§ Task details
Count up the lines below that hold "Trigger", then give that count by itself.

§ Input
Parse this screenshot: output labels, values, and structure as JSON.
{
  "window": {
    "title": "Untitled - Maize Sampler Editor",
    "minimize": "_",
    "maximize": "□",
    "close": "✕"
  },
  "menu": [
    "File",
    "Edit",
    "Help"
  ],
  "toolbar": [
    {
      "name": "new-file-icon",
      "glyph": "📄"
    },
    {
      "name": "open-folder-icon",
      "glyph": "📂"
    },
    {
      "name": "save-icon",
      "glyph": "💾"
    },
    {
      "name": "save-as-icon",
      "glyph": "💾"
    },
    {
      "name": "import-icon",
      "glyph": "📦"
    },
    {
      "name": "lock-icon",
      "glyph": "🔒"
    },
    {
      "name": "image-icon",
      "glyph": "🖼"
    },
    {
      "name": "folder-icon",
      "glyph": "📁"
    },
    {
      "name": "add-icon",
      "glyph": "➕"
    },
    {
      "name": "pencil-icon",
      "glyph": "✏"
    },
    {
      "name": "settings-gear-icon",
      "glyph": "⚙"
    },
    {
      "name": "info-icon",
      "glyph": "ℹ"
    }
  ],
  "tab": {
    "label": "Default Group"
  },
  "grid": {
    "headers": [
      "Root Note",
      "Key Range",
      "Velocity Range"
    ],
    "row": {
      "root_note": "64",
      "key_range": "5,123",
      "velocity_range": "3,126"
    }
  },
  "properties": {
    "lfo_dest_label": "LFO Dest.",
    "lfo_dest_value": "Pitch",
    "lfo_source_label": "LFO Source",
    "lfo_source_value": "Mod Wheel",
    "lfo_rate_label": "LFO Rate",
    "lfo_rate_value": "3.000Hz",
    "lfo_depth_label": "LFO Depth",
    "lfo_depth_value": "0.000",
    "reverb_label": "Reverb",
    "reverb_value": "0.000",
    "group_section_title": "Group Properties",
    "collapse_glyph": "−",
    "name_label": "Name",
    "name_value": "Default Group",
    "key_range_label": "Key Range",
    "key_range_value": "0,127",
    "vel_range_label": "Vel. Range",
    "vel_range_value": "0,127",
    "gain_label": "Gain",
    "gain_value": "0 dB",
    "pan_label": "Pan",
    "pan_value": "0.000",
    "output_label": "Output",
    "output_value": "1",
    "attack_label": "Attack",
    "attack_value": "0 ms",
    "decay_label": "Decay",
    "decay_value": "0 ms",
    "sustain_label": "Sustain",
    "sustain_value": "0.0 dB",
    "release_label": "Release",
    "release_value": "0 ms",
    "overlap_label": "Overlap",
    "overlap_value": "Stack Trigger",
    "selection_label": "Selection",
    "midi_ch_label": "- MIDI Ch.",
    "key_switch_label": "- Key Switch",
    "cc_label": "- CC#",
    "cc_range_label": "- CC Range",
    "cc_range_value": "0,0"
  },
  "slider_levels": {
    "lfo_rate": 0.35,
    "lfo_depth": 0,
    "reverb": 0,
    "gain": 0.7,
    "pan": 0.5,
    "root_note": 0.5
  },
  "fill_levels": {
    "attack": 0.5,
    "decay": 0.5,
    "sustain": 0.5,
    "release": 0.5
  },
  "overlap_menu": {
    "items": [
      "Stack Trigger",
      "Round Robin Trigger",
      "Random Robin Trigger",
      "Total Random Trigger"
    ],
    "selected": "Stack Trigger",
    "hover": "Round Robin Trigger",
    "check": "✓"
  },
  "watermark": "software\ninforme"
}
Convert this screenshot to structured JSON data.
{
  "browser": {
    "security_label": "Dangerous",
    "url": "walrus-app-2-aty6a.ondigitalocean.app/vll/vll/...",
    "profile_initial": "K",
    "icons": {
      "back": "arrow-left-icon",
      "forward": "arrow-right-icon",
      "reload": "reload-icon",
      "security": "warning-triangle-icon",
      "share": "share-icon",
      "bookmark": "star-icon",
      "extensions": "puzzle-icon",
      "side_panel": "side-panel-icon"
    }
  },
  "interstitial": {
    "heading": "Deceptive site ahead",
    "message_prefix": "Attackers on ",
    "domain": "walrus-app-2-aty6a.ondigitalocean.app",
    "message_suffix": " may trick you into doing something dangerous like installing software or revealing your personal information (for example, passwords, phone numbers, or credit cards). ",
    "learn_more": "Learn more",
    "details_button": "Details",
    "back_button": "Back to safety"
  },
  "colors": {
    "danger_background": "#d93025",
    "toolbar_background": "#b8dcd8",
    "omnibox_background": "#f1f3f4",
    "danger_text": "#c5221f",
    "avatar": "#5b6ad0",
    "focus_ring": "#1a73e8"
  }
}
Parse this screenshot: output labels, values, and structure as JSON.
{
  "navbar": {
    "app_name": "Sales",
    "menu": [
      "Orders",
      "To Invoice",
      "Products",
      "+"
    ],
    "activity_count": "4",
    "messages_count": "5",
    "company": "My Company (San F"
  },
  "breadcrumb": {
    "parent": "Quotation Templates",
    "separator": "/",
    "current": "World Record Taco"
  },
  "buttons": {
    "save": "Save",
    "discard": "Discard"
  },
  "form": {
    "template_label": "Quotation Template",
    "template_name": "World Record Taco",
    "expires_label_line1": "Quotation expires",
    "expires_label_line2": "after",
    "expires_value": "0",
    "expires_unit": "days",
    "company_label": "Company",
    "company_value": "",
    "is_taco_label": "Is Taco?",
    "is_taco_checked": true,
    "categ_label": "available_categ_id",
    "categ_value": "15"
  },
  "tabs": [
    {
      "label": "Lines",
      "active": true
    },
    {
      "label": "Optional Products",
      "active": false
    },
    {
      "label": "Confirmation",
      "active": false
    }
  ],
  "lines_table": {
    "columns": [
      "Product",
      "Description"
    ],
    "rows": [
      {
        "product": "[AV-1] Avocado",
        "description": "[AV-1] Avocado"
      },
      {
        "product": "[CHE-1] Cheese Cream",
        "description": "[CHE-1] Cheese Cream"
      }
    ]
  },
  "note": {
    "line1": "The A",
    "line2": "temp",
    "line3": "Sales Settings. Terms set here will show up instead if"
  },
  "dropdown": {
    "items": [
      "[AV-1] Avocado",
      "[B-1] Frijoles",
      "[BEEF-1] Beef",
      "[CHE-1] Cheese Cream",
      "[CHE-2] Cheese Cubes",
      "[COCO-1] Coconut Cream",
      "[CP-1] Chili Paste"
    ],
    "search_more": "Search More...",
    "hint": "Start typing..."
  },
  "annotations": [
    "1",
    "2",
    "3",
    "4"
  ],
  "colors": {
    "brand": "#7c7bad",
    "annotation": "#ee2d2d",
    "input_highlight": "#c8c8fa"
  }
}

§ Output of the exercise
7